Click 'Sounds,' then the ‘Recording’ tab, and then select ‘Microphone.’
Click the ‘Listen’ tab and uncheck ‘Listen to this device.’ Click ‘OK.’ (NOTE: this will stop you from being able to monitor your mic during recording. You’ll need to playback each take to hear if it’s a take you want to keep).
Go to the ‘Playback’ tab. Select your playback device and click ‘Properties.’
Click the ‘Levels’ tab. Unmute the microphone.
This can remove your delay and has hundreds of “Worked for Me” reviews at the Win10 support site.
Fix Mic Lag on PC, Win10 by trying different connections.
Fix mic lag at your home studio by troubleshooting your connections.
Are you using a Bluetooth connection between your mic and computer? Between your computer and monitor speakers/headphones? Try plugging in directly to eliminate some lag. This may fix your latency problem altogether, especially if your BT receiver is an outdated USB dongle.

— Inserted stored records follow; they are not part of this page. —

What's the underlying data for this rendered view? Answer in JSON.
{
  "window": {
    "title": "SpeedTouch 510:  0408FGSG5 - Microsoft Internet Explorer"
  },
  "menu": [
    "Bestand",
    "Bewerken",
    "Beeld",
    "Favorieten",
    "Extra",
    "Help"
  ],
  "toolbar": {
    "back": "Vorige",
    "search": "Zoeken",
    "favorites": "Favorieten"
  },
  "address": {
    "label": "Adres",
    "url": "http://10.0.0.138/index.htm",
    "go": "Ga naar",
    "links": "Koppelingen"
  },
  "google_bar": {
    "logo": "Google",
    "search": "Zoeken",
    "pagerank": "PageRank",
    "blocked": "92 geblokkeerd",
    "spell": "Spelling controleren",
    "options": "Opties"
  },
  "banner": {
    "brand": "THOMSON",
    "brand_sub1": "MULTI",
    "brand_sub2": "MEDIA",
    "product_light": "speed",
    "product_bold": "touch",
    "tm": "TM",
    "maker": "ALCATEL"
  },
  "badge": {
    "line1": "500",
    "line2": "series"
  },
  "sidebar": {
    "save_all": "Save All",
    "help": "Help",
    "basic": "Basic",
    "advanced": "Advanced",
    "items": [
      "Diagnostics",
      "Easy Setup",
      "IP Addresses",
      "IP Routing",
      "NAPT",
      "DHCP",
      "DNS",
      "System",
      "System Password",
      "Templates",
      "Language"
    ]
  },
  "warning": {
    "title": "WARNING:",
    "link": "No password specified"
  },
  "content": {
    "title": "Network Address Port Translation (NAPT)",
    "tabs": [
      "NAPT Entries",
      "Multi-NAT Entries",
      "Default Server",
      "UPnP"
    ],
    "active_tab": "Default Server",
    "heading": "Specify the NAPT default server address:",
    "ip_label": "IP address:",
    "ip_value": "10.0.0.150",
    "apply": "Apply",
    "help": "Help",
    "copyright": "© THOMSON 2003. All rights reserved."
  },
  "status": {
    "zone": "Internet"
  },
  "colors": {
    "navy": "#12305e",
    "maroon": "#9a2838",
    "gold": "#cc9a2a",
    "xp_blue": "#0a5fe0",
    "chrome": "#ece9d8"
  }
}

Are you using an XLR-to-USB cable from the mic or pre-amp to your computer? Try changing the USB port. The convenient USB inputs on the front of desktop computers are notoriously laggy because they’re connected to the motherboard by flimsy little itty-bitty wires in there. USB ports soldered directly onto the mobo do a much better job of quickly handling data.
Your lappy or desktop may have as many as eight USB outlets or more. Some may be USB Generation 2, others Gen. 3, 3.1, 3.2 or higher. There are vastly different transfer speeds across all these. For instance, 3.1 handles about 5 gigabytes per second, whereas 3.2 can manage more than twice that.
Some ports are labeled with tiny lettering. Others are color-coded, often with blue being faster than black.
It’s easier to simply try the different ports, though. Taking it from one port to another fixes many USB issues, not just mics. Definitely try it.
Traditional Audio Ports, Phono, ¼”, etc.
Finally, you can fix your mic lag in your home music studio by trading out that USB or Bluetooth connection for a traditional audio connext.
Your desktop or laptop computer motherboard has an integrated sound card on it designed to handle all your audio. Pumping your mic straight into that might solve your lag. You’ll need an XLR-to-3.5mm cable for that. Not expensive.
If this still isn’t working and you’ve tried everything else above, and if you’re really serious about your studio, and if you have a desktop computer, then you may want to consider a dedicated sound card for your compy. That’s a whole other topic for discussion and we don’t have a soundcard comparison, yet. In any case, your soundcard should come standard with a traditional ¼” sound jack, the same used by electric guitars and some older (and/or crappier) microphones. For that you’ll want one of these cables. Once again, not expensive. (The card might be, though).
Fix Mic Latency Issues with a Little Persistence
Fixing microphone lag on your home music studio PC really comes down to persistence in troubleshooting. I promise you it’s a fixable problem, one which can be handled with time and maybe a little money, but certainly nothing you ultimately can’t afford.
Hope we’ve been a big help! Stay tuned for more independent music distribution and recording tips all year long.